A big reason for publishing scientific
results is to inform others who can then use your data and conclusions to make
additional discoveries, technologies or products. But what good are findings if
they are, well, hard to find—buried in tables in the pages of technical
Five scientists from the SUNCAT Center
for Interface Science and Catalysis, at SLAC National Accelerator Laboratory
and Stanford University’s Department of Chemical
Engineering, have a solution for those who design new chemical catalysts: They
made an app.
Their creation, called CatApp, displays
reaction and activation energies for reactions occurring on catalytic metal surfaces.
These factors are important in predicting how fast and completely a catalyzed
reaction will proceed.
Catalysts are substances that promote
chemical reactions without being altered or consumed themselves. They are
essential for making many products, such as gasoline and other liquid fuels.
Making catalysts is a big business at the
heart of a huge business. SRI Consulting reported in September 2010 that
companies worldwide spend about $13 billion per year on catalysts used to
produce some $500 to $600 billion worth of chemicals and refined
Companies are always looking for new
catalysts that are more selective and efficient, require less energy and
produce fewer waste products. The quest at the heart of SUNCAT—finding ways to
use solar energy to make new fuels and chemicals from biomass and other
non-fossil sources—also requires novel catalysts.
“CatApp is accessible to any phone, tablet,
or computer with Internet access,” said theoretical-physicist-turned-programmer
Jens S. Hummelshøj, who spearheaded its development. “Moreover, the entire app
and database is a compact 150-kB download, so users can also run the app
CatApp’s database contains calculated
reaction energies for 1,054 catalytic reaction combinations involving reactant
molecules having up to three carbon, nitrogen, or oxygen atoms on 53
single-crystal surface types of 18 metallic elements. Users first choose a
metal surface and reactant.
Then with just one screen tap, CatApp
displays a simple diagram showing the corresponding activation energy and
reaction-energy difference. The user can also easily explore how favorably the

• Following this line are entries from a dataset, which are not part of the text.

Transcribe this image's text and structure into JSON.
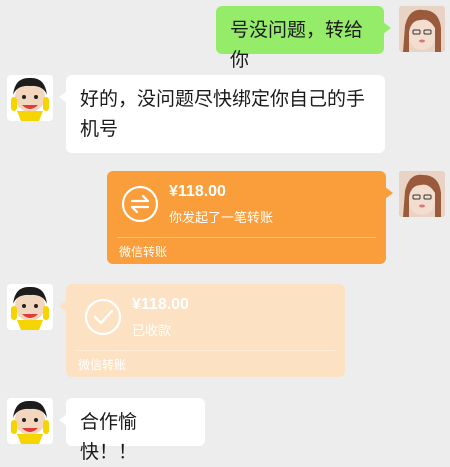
{
  "messages": {
    "m1": {
      "sender": "self",
      "text": "号没问题，转给你"
    },
    "m2": {
      "sender": "other",
      "line1": "好的，没问题尽快绑定你自己的手",
      "line2": "机号"
    },
    "m3": {
      "sender": "self",
      "amount": "¥118.00",
      "desc": "你发起了一笔转账",
      "footer": "微信转账",
      "icon": "transfer-arrows-icon"
    },
    "m4": {
      "sender": "other",
      "amount": "¥118.00",
      "desc": "已收款",
      "footer": "微信转账",
      "icon": "check-circle-icon"
    },
    "m5": {
      "sender": "other",
      "text": "合作愉快！！"
    }
  },
  "colors": {
    "background": "#ededed",
    "self_bubble": "#95ec69",
    "other_bubble": "#ffffff",
    "transfer_sent": "#fa9d3b",
    "transfer_received": "#fde1c3"
  }
}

reaction would occur on other metal surfaces. The database includes references
to source publications.
The development team—Hummelshøj, Frank
Abild-Pedersen, Felix Studt, Thomas Bligaard, and SUNCAT Director Jens K.

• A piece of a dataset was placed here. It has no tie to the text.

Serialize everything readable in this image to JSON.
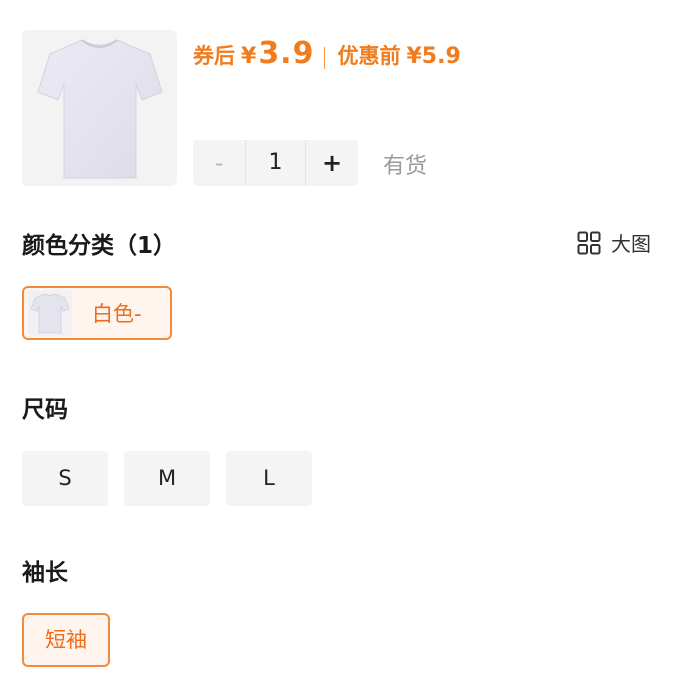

Nørskov—described CatApp in a technical paper published in Angewantde Chemie.
“We expect this to be of interest both to
academics and to industrial researchers and catalyst developers,” said Bligaard,

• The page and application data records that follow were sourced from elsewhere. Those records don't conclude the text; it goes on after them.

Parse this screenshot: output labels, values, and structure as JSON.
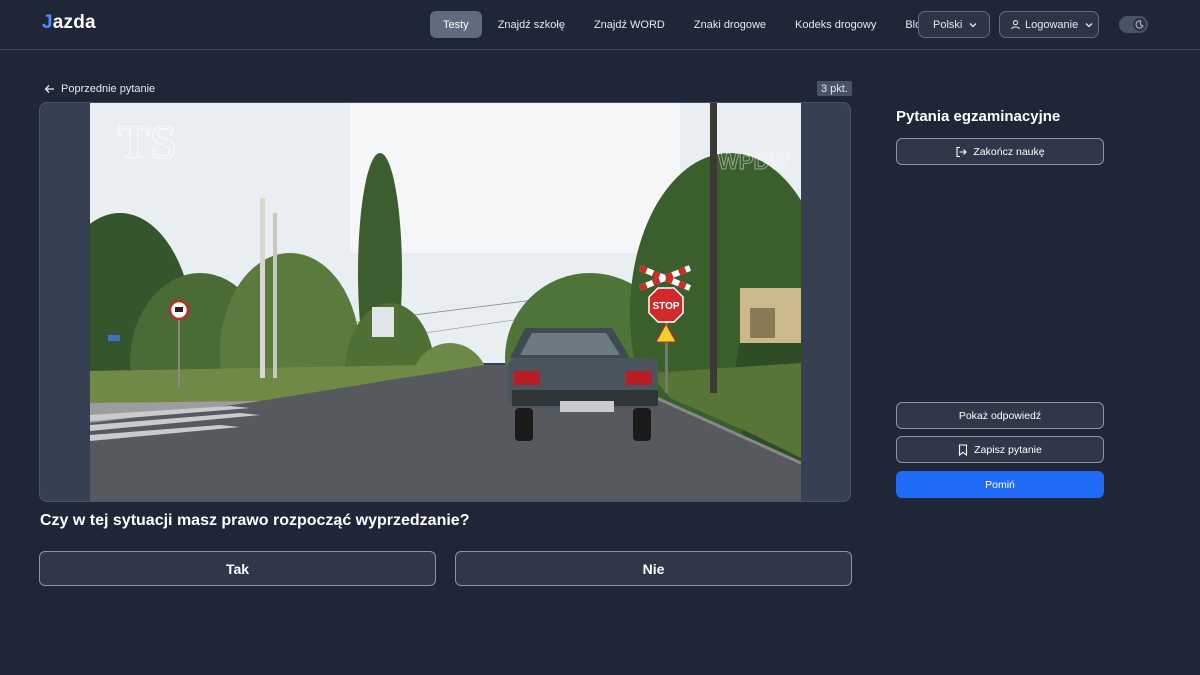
{
  "header": {
    "logo_initial": "J",
    "logo_rest": "azda",
    "nav": [
      {
        "label": "Testy",
        "active": true
      },
      {
        "label": "Znajdź szkołę",
        "active": false
      },
      {
        "label": "Znajdź WORD",
        "active": false
      },
      {
        "label": "Znaki drogowe",
        "active": false
      },
      {
        "label": "Kodeks drogowy",
        "active": false
      },
      {
        "label": "Blog",
        "active": false
      }
    ],
    "language": "Polski",
    "login": "Logowanie"
  },
  "question": {
    "back_label": "Poprzednie pytanie",
    "points": "3 pkt.",
    "text": "Czy w tej sytuacji masz prawo rozpocząć wyprzedzanie?",
    "answers": [
      "Tak",
      "Nie"
    ],
    "image_watermarks": [
      "TS",
      "WPDW"
    ],
    "sign_text": "STOP"
  },
  "sidebar": {
    "title": "Pytania egzaminacyjne",
    "finish_label": "Zakończ naukę",
    "show_answer_label": "Pokaż odpowiedź",
    "save_label": "Zapisz pytanie",
    "skip_label": "Pomiń"
  },
  "colors": {
    "background": "#1f2637",
    "accent": "#1f6bf5",
    "active_nav": "#606b7e"
  },
  "icons": [
    "arrow-left-icon",
    "chevron-down-icon",
    "user-icon",
    "moon-icon",
    "logout-icon",
    "bookmark-icon"
  ]
}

who leads the Materials Informatics efforts at SUNCAT. “Imagine being able to
make a simple, first test of new ideas before going into the laboratory to make
new catalysts and characterize them.”
“In the near future, we will open the
CatApp database so all researchers can submit their own data upon publication,”
said Hummelshøj, who designed CatApp with future expansion in mind. “We will
also add many more catalytic surface types and structures, including oxide,
carbide, nitride, sulfide, alloy and nanoparticle surfaces; calculation
uncertainties, and higher-temperature reactions. I could add a million
Further enhancements include adding
experimental surface reaction data, creating a desktop version with more
functionality, and linking to the National Institute of Science and
Technology’s Chemistry WebBook, which contains a wide variety of chemical
is the first published element of the Quantum Materials Informatics Project, a
joint initiative between SUNCAT, Argonne National Laboratory, University of Chicago,
and the Technical University of Denmark to establish a common framework for
storing and sharing electronic structure calculations.